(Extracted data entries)
═══

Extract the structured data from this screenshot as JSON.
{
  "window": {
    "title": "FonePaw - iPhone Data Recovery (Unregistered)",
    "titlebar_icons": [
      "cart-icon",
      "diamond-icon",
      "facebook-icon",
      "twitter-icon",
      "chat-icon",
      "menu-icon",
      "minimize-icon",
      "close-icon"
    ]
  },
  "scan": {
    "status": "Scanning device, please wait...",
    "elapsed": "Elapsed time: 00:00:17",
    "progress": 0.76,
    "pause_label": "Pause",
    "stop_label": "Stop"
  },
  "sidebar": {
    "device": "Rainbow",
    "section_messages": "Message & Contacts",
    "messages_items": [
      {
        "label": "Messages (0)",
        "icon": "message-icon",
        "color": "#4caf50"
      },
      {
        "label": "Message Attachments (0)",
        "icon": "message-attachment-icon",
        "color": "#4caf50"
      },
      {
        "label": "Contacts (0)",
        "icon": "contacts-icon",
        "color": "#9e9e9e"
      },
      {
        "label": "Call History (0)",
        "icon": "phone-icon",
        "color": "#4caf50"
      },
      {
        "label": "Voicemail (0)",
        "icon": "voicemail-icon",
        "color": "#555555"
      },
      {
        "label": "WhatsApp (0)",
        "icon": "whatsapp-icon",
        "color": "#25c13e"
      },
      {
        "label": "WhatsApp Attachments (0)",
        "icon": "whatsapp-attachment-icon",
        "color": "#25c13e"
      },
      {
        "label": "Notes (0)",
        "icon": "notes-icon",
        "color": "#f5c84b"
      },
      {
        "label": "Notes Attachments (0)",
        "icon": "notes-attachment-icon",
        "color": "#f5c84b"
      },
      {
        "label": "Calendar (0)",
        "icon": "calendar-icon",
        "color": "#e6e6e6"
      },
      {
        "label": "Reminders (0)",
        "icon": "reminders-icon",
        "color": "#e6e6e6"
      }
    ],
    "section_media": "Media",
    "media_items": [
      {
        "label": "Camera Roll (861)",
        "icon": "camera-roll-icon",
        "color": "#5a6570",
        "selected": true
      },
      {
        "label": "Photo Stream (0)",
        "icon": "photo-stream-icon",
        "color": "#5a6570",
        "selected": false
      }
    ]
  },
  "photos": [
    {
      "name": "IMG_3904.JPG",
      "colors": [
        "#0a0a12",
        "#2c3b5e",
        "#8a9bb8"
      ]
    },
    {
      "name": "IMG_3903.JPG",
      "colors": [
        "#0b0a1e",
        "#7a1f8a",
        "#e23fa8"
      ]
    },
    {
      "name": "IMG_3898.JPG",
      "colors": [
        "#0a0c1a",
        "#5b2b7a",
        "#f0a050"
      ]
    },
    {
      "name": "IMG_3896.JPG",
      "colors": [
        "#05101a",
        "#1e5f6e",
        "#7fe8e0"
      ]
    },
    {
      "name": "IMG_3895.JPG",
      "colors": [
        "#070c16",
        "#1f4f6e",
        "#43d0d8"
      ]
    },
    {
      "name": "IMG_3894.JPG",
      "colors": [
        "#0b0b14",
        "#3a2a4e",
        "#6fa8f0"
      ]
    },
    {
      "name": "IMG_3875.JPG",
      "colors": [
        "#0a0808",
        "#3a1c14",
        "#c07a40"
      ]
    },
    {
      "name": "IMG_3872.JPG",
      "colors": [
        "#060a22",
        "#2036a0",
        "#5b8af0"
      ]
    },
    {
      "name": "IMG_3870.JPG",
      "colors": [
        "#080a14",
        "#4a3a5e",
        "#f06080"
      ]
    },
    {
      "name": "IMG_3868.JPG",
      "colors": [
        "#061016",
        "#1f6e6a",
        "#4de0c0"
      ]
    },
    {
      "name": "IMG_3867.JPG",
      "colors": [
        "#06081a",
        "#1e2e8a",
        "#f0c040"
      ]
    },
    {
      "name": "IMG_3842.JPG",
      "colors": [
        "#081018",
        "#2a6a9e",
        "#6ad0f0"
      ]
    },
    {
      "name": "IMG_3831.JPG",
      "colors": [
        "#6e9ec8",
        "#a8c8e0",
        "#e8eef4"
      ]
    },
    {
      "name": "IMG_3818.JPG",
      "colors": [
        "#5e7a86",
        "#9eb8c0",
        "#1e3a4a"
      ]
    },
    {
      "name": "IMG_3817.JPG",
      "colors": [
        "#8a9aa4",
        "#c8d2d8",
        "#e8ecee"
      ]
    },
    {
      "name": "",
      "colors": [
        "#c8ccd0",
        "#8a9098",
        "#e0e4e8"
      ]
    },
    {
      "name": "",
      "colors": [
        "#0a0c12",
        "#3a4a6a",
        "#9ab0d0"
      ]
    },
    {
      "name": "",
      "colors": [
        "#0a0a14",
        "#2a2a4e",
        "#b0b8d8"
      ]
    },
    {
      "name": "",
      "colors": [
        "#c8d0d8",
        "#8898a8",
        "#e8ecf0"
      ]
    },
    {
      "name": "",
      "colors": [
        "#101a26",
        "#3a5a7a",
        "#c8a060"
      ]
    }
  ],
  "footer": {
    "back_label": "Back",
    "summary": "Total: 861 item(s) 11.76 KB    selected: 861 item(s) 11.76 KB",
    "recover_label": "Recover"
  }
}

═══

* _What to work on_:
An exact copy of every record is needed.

* _Expected answer_:
Extract the structured data from this screenshot as JSON.
{
  "window": {
    "title": "FonePaw - iPhone Data Recovery (Unregistered)",
    "titlebar_icons": [
      "cart-icon",
      "diamond-icon",
      "facebook-icon",
      "twitter-icon",
      "chat-icon",
      "menu-icon",
      "minimize-icon",
      "close-icon"
    ]
  },
  "scan": {
    "status": "Scanning device, please wait...",
    "elapsed": "Elapsed time: 00:00:17",
    "progress": 0.76,
    "pause_label": "Pause",
    "stop_label": "Stop"
  },
  "sidebar": {
    "device": "Rainbow",
    "section_messages": "Message & Contacts",
    "messages_items": [
      {
        "label": "Messages (0)",
        "icon": "message-icon",
        "color": "#4caf50"
      },
      {
        "label": "Message Attachments (0)",
        "icon": "message-attachment-icon",
        "color": "#4caf50"
      },
      {
        "label": "Contacts (0)",
        "icon": "contacts-icon",
        "color": "#9e9e9e"
      },
      {
        "label": "Call History (0)",
        "icon": "phone-icon",
        "color": "#4caf50"
      },
      {
        "label": "Voicemail (0)",
        "icon": "voicemail-icon",
        "color": "#555555"
      },
      {
        "label": "WhatsApp (0)",
        "icon": "whatsapp-icon",
        "color": "#25c13e"
      },
      {
        "label": "WhatsApp Attachments (0)",
        "icon": "whatsapp-attachment-icon",
        "color": "#25c13e"
      },
      {
        "label": "Notes (0)",
        "icon": "notes-icon",
        "color": "#f5c84b"
      },
      {
        "label": "Notes Attachments (0)",
        "icon": "notes-attachment-icon",
        "color": "#f5c84b"
      },
      {
        "label": "Calendar (0)",
        "icon": "calendar-icon",
        "color": "#e6e6e6"
      },
      {
        "label": "Reminders (0)",
        "icon": "reminders-icon",
        "color": "#e6e6e6"
      }
    ],
    "section_media": "Media",
    "media_items": [
      {
        "label": "Camera Roll (861)",
        "icon": "camera-roll-icon",
        "color": "#5a6570",
        "selected": true
      },
      {
        "label": "Photo Stream (0)",
        "icon": "photo-stream-icon",
        "color": "#5a6570",
        "selected": false
      }
    ]
  },
  "photos": [
    {
      "name": "IMG_3904.JPG",
      "colors": [
        "#0a0a12",
        "#2c3b5e",
        "#8a9bb8"
      ]
    },
    {
      "name": "IMG_3903.JPG",
      "colors": [
        "#0b0a1e",
        "#7a1f8a",
        "#e23fa8"
      ]
    },
    {
      "name": "IMG_3898.JPG",
      "colors": [
        "#0a0c1a",
        "#5b2b7a",
        "#f0a050"
      ]
    },
    {
      "name": "IMG_3896.JPG",
      "colors": [
        "#05101a",
        "#1e5f6e",
        "#7fe8e0"
      ]
    },
    {
      "name": "IMG_3895.JPG",
      "colors": [
        "#070c16",
        "#1f4f6e",
        "#43d0d8"
      ]
    },
    {
      "name": "IMG_3894.JPG",
      "colors": [
        "#0b0b14",
        "#3a2a4e",
        "#6fa8f0"
      ]
    },
    {
      "name": "IMG_3875.JPG",
      "colors": [
        "#0a0808",
        "#3a1c14",
        "#c07a40"
      ]
    },
    {
      "name": "IMG_3872.JPG",
      "colors": [
        "#060a22",
        "#2036a0",
        "#5b8af0"
      ]
    },
    {
      "name": "IMG_3870.JPG",
      "colors": [
        "#080a14",
        "#4a3a5e",
        "#f06080"
      ]
    },
    {
      "name": "IMG_3868.JPG",
      "colors": [
        "#061016",
        "#1f6e6a",
        "#4de0c0"
      ]
    },
    {
      "name": "IMG_3867.JPG",
      "colors": [
        "#06081a",
        "#1e2e8a",
        "#f0c040"
      ]
    },
    {
      "name": "IMG_3842.JPG",
      "colors": [
        "#081018",
        "#2a6a9e",
        "#6ad0f0"
      ]
    },
    {
      "name": "IMG_3831.JPG",
      "colors": [
        "#6e9ec8",
        "#a8c8e0",
        "#e8eef4"
      ]
    },
    {
      "name": "IMG_3818.JPG",
      "colors": [
        "#5e7a86",
        "#9eb8c0",
        "#1e3a4a"
      ]
    },
    {
      "name": "IMG_3817.JPG",
      "colors": [
        "#8a9aa4",
        "#c8d2d8",
        "#e8ecee"
      ]
    },
    {
      "name": "",
      "colors": [
        "#c8ccd0",
        "#8a9098",
        "#e0e4e8"
      ]
    },
    {
      "name": "",
      "colors": [
        "#0a0c12",
        "#3a4a6a",
        "#9ab0d0"
      ]
    },
    {
      "name": "",
      "colors": [
        "#0a0a14",
        "#2a2a4e",
        "#b0b8d8"
      ]
    },
    {
      "name": "",
      "colors": [
        "#c8d0d8",
        "#8898a8",
        "#e8ecf0"
      ]
    },
    {
      "name": "",
      "colors": [
        "#101a26",
        "#3a5a7a",
        "#c8a060"
      ]
    }
  ],
  "footer": {
    "back_label": "Back",
    "summary": "Total: 861 item(s) 11.76 KB    selected: 861 item(s) 11.76 KB",
    "recover_label": "Recover"
  }
}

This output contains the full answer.